In the Major Leagues last year, Henderson’s zone-contact rate was 81.5 percent, while his overall contact rate was 74.8 percent. He also had a 41.2 percent swing rate. And for the first two months of 2023, those numbers didn’t exactly match up to last year’s:
|Month (2023)||Zone-Contact Percentage||Contact Percentage||Swing Percentage|
It’s clear that Henderson had some more swing-and-miss over the first two months of 2023 than he did in his short time in the big leagues at the end of last season.
He also wasn’t swinging as often — at least in March/April. That wasn’t all that bad, though. With a lowered swing rate, Henderson walked — a lot.
Last season, Henderson’s walk rate was 12.1 percent. In March and April of 2023 — when his swing percentage dropped almost four percentage points when compared to last year — his walk rate was an elite 18.5 percent. And, when his swing rate went back up in May, his walk rate came back down to 12 percent.
It wasn’t all bad for Henderson during the season’s first two months. However, there were clear areas where he could make adjustments and tap into the potential many people scouted him to have.
And since the start of June, Henderson has tapped into that potential.
The Turning Point
After his slow start to 2023, Henderson posted outstanding numbers in June.
His 171 wRC+ in June was tied for the 12th-highest number in the big leagues. His .640 slugging percentage was tied for seventh-best.
Altogether, Henderson hit at a .320/.354/.640 clip during the season’s third full month with 11 extra-base hits — six of which were home runs. He also had a 17.6 percent barrel rate in June with an astounding .400 batting average on balls in play.
Those excellent numbers were the result of some clear adjustments. Henderson started hitting fastballs again, while also swinging and making contact more often.
Henderson hit .476 against four-seamers in June and had a 64 percent hard-hit rate against them. He also started to swing the bat more as his swing rate increased to 48.7 percent. His contact percentage jumped, as well, to 76.7 percent.
As a result, his walk rate dipped to 5.1 percent. But, with a more aggressive approach, came more power.
All those numbers have come down a bit in July, but are still pretty good.
Between July 1 and July 23, Henderson put together a .267/.349/.533 slash line and a 141 wRC+. His swing rate decreased (43.6 percent), and as a result, his walk rate rebounded to 10.5 percent.
Overall Numbers and Statcast Data
Altogether, Henderson’s numbers through July 23 are not just good for a rookie, but they’re good for a big leaguer in general.

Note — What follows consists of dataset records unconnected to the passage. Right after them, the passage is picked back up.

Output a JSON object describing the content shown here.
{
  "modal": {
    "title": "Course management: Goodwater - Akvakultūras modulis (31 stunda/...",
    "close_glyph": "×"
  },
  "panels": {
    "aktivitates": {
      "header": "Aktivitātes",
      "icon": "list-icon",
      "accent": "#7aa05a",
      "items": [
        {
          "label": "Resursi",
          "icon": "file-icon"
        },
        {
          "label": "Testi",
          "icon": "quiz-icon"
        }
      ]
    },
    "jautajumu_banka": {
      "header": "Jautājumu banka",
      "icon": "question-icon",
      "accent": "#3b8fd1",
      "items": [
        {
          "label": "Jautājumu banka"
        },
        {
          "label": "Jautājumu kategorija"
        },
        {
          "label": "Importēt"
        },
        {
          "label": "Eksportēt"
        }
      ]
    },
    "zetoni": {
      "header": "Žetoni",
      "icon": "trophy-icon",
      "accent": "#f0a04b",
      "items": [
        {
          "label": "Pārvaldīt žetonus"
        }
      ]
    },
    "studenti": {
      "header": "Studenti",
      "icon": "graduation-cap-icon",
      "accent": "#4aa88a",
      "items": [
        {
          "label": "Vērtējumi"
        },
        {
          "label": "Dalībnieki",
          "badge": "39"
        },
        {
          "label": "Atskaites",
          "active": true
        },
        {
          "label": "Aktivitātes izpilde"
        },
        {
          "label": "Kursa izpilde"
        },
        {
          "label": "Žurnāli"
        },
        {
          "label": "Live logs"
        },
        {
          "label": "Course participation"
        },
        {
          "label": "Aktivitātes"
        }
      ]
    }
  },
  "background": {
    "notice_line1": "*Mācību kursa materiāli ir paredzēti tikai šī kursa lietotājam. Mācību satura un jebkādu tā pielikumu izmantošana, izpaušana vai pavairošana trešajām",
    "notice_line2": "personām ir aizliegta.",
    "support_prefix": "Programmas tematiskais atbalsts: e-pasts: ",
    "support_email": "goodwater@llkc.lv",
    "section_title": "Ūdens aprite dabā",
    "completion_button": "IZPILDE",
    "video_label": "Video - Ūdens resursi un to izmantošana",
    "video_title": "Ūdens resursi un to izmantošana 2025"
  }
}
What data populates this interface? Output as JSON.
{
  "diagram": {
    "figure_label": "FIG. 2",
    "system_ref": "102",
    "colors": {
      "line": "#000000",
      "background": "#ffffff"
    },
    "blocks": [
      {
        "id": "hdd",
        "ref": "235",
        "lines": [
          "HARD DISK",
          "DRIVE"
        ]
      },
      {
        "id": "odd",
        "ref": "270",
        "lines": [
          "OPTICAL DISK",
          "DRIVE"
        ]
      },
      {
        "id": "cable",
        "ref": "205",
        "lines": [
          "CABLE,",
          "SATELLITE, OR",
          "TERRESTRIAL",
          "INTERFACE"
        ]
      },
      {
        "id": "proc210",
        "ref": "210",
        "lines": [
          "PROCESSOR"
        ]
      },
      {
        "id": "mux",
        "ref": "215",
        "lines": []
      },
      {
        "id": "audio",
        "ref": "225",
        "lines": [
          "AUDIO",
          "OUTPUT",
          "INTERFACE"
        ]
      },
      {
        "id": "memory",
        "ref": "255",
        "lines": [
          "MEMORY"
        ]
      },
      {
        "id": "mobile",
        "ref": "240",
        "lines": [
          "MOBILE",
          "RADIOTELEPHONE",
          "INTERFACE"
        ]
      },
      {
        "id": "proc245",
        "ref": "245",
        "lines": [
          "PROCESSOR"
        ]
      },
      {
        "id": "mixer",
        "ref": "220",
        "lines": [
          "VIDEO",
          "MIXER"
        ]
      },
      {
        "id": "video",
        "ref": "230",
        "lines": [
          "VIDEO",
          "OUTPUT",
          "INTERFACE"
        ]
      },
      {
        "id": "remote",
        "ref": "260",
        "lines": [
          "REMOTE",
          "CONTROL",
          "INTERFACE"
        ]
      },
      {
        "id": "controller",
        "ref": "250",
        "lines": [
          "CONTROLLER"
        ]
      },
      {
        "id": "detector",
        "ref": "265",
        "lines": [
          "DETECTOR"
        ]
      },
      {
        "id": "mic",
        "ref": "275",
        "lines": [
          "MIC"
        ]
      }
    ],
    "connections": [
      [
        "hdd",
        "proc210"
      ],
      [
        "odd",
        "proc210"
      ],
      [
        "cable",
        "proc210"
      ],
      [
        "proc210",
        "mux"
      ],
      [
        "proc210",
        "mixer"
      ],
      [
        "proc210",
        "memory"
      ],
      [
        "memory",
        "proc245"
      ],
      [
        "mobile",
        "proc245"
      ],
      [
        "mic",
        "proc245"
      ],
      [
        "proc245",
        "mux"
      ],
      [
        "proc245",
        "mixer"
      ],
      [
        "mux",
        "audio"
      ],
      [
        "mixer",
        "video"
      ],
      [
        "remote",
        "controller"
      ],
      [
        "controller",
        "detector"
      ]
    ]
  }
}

They’re also similar to what he did in his short stint in the majors last year.
As discussed above, his wRC+ puts him as an above-league-average hitter (just like it did last year), while his walk percentage (12.0), OPS (.818), zone-contact percentage (81.4), overall contact percentage (73.7), and swing percentage (42.7) are all also comparable to last year.
For even more evidence of how good Henderson has been, here are some of his Statcast numbers:
|Average Exit Velocity||92.1 mph||89th|
Not only can Henderson hit, but he’s also been a fine defender while being a really good, and fast, base runner.
Most of his defensive innings have come at third base this year for the Orioles, but he has also played some shortstop.
His minus-one defensive runs saved and outs above average at third are okay, but he’s been better at short with three defensive runs saved and one out above average. Being able to play solid defense at multiple positions is just another check mark in the plus column for the young Orioles standout.
Henderson also has one of the stronger throwing arms in the game as his average arm strength of 91.2 mph sits in the 91st percentile among Major League defenders.
As he’s helped Baltimore both at the plate and in the field, Henderson’s also helped them on the base paths. His 28.7 feet-per-second sprint speed is in the 86th percentile among big leaguers, while he’s added three extra runs on the base paths according to Baseball Savant’s new runner runs metric.
In a sport where there’s a long list of young and talented players, Henderson is starting to make a case to join that list if he hasn’t already.